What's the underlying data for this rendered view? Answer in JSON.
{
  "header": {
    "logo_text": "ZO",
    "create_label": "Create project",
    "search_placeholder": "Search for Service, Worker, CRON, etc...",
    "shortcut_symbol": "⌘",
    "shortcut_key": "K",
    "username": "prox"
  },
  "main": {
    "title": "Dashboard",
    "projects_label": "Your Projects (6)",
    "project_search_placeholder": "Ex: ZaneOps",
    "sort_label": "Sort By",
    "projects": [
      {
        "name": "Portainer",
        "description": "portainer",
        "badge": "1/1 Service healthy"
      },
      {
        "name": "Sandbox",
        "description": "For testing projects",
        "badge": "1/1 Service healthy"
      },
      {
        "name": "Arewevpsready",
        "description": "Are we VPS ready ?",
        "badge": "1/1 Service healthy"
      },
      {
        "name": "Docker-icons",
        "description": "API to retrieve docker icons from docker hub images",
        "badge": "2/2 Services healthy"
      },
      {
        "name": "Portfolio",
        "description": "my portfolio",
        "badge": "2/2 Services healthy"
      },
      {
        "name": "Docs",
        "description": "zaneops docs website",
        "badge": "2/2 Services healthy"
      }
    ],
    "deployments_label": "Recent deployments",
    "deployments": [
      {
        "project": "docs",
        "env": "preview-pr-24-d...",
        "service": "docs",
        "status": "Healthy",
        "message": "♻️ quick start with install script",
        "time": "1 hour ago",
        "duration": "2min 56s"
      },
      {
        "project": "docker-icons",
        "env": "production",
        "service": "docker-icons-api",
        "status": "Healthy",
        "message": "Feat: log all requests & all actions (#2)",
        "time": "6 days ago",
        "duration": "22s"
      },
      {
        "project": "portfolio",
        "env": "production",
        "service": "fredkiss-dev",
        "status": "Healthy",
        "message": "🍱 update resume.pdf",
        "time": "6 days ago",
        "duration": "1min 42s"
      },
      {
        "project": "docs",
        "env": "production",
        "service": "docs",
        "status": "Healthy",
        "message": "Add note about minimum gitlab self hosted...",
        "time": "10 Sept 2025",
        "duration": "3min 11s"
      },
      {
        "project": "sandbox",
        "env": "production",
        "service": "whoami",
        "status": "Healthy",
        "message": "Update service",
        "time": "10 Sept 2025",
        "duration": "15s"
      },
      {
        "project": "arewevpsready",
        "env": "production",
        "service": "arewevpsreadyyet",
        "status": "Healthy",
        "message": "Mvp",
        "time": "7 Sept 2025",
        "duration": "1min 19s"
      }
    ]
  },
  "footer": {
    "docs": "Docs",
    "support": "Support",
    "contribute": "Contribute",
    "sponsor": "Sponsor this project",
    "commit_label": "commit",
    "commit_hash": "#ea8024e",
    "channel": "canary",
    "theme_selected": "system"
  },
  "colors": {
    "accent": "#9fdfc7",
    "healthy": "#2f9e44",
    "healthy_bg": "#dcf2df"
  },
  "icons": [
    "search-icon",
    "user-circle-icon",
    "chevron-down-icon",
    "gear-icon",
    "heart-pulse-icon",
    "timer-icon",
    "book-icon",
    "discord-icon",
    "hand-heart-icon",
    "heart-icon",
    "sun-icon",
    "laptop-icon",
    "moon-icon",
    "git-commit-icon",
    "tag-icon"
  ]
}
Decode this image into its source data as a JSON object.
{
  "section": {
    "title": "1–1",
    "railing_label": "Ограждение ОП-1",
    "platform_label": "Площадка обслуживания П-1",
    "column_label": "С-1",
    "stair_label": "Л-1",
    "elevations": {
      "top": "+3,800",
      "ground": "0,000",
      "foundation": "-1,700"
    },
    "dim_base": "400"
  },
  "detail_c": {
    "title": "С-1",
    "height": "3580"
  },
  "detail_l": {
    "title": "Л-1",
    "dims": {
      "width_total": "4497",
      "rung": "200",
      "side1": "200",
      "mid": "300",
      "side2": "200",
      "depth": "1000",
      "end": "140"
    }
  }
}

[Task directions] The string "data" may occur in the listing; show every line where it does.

[Response to this task]
What's the underlying data for this rendered view? Answer in JSON.
Decode this image into its source data as a JSON object.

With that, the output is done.